Over time, these jets are known to have a gradual effect the comet’s trajectory and rotation, but, over an astonishing observation run, Lowell astronomers saw a dramatic change in this comet’s spin. Over a short six-week period, the comet’s rate of rotation slowed from one rotation every 24 hours to once every 48 hours — its rate of rotation had halved. This is the most dramatic change in comet rotation speed ever recorded — and erupting jets from the comet’s surface are what slammed on the brakes.

This was confirmed by observing cyanogen gas, a common molecule found on comets that is composed of one carbon atom and one nitrogen atom, being ejected into space as the comet was being heated by sunlight.

“While we expected to observe cyanogen jets and be able to determine the rotation period, we did not anticipate detecting a change in the rotation period in such a short time interval,” said Lowell astronomer David Schleicher, who led the project, in a statement. “It turned out to be the largest change in the rotational period ever measured, more than a factor of ten greater than found in any other comet.”

For this rapid slowdown to occur, the researchers think that 41P must have a very elongated shape and be of very low density. In this scenario, if the jets are located near the end of its length, enough torque could be applied to cause the slowdown. If this continues, the researchers predict that the direction of rotation may even reverse.

“If future observations can accurately measure the dimensions of the nucleus, then the observed rotation period change would set limits on the comet’s density and internal strength,” added collaborator Matthew Knight. “Such detailed knowledge of a comet is usually only obtained by a dedicated spacecraft mission like the recently completed Rosetta mission to comet 67P/Churyumov-Gerasimenko.”

In 1839, The Moon Looked Like This

The first photograph of the Moon (John W. Draper)
The first photograph of the Moon (John W. Draper)

This is the first ever photograph taken of the Moon. The first. 170 years ago!

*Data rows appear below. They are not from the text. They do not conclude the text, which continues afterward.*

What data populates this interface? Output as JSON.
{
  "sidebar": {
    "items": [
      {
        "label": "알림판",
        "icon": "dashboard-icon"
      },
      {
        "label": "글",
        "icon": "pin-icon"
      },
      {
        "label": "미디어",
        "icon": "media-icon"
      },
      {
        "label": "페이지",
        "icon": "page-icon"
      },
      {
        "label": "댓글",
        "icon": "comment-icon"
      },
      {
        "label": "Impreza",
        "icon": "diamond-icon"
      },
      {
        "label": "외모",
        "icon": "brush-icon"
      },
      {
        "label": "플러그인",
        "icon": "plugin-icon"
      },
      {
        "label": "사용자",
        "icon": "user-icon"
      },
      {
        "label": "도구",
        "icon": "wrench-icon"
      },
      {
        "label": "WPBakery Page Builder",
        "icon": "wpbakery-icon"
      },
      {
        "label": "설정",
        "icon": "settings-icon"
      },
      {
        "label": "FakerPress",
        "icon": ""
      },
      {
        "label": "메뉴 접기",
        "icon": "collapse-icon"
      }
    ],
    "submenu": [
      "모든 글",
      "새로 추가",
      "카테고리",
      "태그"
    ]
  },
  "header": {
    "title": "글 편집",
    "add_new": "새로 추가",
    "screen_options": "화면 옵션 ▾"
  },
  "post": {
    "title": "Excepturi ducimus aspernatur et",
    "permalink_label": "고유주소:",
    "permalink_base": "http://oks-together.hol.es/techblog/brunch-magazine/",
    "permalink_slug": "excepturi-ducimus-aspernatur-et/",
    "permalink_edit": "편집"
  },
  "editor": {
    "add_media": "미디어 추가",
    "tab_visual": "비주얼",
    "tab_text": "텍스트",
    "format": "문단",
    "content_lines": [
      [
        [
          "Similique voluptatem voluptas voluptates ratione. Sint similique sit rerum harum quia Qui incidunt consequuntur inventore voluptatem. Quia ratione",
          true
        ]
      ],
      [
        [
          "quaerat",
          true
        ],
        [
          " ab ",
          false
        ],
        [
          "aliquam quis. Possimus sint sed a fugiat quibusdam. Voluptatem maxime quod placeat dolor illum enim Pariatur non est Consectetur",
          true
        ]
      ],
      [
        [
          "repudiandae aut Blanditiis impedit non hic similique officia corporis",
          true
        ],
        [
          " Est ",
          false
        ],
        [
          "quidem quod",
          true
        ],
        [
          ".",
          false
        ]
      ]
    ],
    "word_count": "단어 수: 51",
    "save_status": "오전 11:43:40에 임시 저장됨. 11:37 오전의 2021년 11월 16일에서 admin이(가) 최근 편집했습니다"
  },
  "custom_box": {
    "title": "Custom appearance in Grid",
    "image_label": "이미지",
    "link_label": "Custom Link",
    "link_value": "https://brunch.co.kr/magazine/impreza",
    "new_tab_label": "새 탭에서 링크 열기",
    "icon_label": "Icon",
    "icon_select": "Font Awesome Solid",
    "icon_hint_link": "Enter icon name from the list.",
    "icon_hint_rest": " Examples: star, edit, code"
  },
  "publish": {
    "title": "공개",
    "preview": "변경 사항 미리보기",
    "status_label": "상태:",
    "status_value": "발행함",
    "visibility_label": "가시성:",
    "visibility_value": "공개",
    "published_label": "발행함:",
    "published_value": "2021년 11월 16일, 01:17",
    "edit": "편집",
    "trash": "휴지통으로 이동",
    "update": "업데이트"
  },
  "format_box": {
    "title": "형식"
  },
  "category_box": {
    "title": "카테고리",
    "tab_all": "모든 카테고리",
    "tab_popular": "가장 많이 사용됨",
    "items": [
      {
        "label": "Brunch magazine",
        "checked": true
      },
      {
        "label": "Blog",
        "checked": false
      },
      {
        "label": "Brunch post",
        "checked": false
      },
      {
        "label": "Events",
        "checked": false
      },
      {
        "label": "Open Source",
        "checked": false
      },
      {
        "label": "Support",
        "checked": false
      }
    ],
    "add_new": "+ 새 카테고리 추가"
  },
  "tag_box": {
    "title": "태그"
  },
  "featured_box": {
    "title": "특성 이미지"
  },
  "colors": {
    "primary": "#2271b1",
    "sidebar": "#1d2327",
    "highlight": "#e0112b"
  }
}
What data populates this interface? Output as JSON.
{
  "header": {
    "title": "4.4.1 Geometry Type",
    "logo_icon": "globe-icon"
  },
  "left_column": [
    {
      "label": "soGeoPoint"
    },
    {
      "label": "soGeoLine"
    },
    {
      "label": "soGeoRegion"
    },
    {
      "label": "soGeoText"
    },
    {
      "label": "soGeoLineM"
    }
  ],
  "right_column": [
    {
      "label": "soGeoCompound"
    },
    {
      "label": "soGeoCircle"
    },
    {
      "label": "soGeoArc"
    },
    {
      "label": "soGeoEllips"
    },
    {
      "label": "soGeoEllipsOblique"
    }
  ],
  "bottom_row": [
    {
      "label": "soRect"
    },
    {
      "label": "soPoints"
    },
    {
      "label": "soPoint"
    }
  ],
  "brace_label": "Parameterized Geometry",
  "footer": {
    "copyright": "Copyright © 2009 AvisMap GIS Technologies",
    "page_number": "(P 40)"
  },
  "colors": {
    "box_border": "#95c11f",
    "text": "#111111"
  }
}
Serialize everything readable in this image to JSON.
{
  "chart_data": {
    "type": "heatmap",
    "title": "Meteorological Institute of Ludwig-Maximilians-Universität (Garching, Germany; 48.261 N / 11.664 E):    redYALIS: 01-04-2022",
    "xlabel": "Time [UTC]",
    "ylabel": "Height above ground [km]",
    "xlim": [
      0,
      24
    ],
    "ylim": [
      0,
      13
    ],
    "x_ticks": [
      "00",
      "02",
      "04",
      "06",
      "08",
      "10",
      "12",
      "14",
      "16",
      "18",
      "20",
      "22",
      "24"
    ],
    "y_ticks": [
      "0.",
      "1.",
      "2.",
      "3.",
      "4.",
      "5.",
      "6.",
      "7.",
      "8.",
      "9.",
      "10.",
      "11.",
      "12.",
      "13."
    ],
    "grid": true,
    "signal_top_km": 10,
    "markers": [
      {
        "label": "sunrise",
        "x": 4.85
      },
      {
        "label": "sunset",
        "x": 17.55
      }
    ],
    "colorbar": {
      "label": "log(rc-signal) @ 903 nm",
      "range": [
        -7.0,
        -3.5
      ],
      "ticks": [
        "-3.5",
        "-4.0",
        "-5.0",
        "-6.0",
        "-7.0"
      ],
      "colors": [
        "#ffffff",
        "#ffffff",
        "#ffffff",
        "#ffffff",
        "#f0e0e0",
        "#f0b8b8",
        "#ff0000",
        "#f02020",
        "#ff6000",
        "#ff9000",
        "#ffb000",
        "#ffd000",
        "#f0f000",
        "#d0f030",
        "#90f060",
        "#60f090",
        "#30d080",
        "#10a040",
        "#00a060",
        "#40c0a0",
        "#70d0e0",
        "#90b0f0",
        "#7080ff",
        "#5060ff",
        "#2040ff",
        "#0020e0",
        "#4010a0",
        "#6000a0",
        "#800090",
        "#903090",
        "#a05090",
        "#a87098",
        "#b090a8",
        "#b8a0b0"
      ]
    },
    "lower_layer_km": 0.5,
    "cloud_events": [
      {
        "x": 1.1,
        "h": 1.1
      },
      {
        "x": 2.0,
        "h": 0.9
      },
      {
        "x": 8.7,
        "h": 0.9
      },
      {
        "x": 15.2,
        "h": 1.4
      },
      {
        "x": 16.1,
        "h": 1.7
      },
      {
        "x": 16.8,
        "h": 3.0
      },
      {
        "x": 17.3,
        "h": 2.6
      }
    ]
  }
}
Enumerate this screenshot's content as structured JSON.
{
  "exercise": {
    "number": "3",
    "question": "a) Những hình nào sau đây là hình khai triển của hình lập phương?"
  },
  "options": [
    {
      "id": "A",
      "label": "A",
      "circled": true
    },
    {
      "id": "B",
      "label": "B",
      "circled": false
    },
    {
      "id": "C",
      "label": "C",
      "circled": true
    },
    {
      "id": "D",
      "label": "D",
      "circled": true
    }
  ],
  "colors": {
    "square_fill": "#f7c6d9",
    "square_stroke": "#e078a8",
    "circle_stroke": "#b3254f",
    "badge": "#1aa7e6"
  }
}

I was directed to the image by Twitter friend LouisS and I felt compelled to post it on Astroengine.com. Much like the 1911 Martian canal post last month, this serves as a reminder about the heritage of modern astronomy that dates back not decades, but centuries.

The 1839 photograph was taken by British ex-pat John William, a chemistry professor in the New York University, using a silver platinum plate.

For more, check out “One Photo, One Story” »

In 1911, Martians Were Building Canals

Martians Build Two Immense Canals In Two Years

On August 27th, 1911 the New York Times Sunday magazine ran an article entitled “Martians Build Two Immense Canals In Two Years”. Astronomer Percival Lowell had been studying the Red Planet and sketched what he saw, in this case, a growing complex of apparent canals on the Martian surface. There was even a nice little story that went along with this canal-building alien civilization theory. Lowell said, “The whole thing is wonderfully clear-cut,” that the Martian civilization was dying and they were building canals to reach the water ice in the Martian poles.

It turns out he was right about the water ice, but there’s no trace of this canal-building race on Mars… in fact there’s little trace of anything biological on the Red Planet. So apart from a few historic anecdotes, there’s still no life on Mars. The search continues.

Canals a thousand miles long and twenty miles wide are simply beyond our comprehension. Even though we are aware of the fact that … a rock which here weighs one hundred pounds would there only weigh thirty-eight pounds, engineering operations being in consequence less arduous than here, yet we can scarcely imagine the inhabitants of Mars capable of accomplishing this Herculean task within the short interval of two years. — Excerpt from the 1911 New York Times article.

Source: The Futility Closet (an awesome site)